The federal e-sign law defines an e-signature as “an electronic sound, symbol, process attached to or logically associated with a contract or other record and executed or adopted by a person with the intent to sign the record and be legally bound.” Examples include typing your name, uploading a written signature, and clicking a button that says, “I agree.”
Dispute Over Electronically-Signed Arbitration Agreement
Maria Dicent (Dicent) enrolled in online courses offered by Kaplan University (Kaplan). As a part of the enrollment process, Dicent was required to log in to an enrollment portal website, where she was asked to enter various information necessary to become a student. After completing this process, the enrollment portal generated an “Enrollment Packet” in a Portable Document Format (PDF), which included all of the information Dicent had provided, and also included, among other things, an Arbitration Agreement and Waiver of Jury Trial (). Dicent electronically signed (e-signed) the Enrollment Packet PDF.
Dicent subsequently filed suit against Kaplan for various causes of action, including allegations that Kaplan misled her about the availability of career counseling and had prohibited her from keeping materials she had produced in class following her graduation. Kaplan moved to dismiss and compel arbitration, arguing Dicent’s claims fell within the Arbitration Agreement Dicent had e-signed as part of her enrollment documents. Dicent argued that she did not e-sign the Arbitration Agreement; rather, she maintained that Kaplan never informed her of the Arbitration Agreement, and that Kaplan never had her permission to use her e-signature for the Arbitration Agreement.
As detailed by the Third Circuit, Dicent argued she “was tricked and not informed that she would be waiving jury trial or was entering an arbitration agreement” when she was going through the enrollment process.
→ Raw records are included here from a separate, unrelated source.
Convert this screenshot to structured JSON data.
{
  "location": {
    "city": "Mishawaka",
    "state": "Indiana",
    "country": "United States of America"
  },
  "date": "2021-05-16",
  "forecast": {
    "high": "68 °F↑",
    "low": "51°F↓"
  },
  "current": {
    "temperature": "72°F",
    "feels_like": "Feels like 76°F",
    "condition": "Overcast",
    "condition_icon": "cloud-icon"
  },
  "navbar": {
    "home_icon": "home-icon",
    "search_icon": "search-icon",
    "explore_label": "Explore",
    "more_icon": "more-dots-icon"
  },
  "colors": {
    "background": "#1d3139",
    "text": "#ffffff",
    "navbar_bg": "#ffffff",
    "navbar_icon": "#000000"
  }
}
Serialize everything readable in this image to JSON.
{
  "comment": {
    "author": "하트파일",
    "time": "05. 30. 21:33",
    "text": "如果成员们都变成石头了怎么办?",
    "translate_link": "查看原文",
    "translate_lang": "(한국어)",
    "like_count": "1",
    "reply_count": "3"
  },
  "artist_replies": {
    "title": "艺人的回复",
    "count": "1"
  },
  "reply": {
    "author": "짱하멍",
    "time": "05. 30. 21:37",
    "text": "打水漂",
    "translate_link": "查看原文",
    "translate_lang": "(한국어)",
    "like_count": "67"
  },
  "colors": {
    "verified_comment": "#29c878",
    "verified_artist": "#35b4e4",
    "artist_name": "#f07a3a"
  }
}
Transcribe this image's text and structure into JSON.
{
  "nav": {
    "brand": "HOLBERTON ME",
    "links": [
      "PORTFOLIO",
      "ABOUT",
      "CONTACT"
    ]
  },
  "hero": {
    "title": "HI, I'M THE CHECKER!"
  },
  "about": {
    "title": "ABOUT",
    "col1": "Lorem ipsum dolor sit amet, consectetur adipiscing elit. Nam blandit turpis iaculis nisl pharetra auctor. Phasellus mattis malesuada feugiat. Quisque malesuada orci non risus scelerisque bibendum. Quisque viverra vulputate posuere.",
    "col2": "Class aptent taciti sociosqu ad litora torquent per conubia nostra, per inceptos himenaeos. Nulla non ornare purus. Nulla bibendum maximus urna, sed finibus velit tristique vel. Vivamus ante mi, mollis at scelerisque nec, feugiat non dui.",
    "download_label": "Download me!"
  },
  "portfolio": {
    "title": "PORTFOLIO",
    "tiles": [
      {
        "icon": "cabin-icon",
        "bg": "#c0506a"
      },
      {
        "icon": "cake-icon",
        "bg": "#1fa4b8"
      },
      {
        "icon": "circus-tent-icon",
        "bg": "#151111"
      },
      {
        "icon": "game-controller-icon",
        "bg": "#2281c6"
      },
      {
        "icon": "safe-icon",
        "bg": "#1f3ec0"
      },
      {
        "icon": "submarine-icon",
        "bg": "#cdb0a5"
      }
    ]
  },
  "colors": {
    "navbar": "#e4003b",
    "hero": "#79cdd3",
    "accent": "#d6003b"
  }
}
She specifically maintained that she was not aware of the Arbitration Agreement until Kaplan submitted it in Court. She argued that the “entire enrollment process is deceitful, and the Arbitration Agreement was just simply attached without her knowledge and consent.”
The district court granted Kaplan’s motion to dismiss and compel arbitration. It held that
Third Circuit Enforces Arbitration Agreement
The Third Circuit affirmed, agreeing that Dicent assented to the Arbitration Agreement. “Dicent presented no evidence to contradict Appellee’s statements, other than to generally argue that she was unaware of the Arbitration Agreement until Appellee presented it to the District Court,” the panel concluded.
In reaching its decision, the Third Circuit rejected Dicent’s argument that she was “tricked” into signing the arbitration agreement. “Appellee's enrollment process walks prospective students through a series of steps necessary to become a student, which includes the production of an enrollment packet PDF that requires an e-signature to finalize the prospective student's relationship with appellee. Included within this packet is the clearly labeled arbitration agreement," the court explained. "Dicent herself conceded that she e-signed the enrollment packet PDF."
The court added: "The most reasonable inference we can draw from the evidence presented is that Dicent simply did not read or review the enrollment packet PDF closely before she e-signed it, which will not save her from her obligation to arbitrate.”
The Third Circuit’s decision in Dicent v. Kaplan University highlights that you can’t simply rely on the fact that a contract was electronically signed in order to avoid its enforcement. Prior to “signing” any contract, it is imperative to read it thoroughly and make sure you understand how it may impact your legal rights, particularly the.
If you have any questions, please contact us
If you have any questions or if you would like to discuss the matter further, please contact me, Robert E. Levy, or the Scarinci Hollenbeck attorney with whom you work, at 201-806-3364.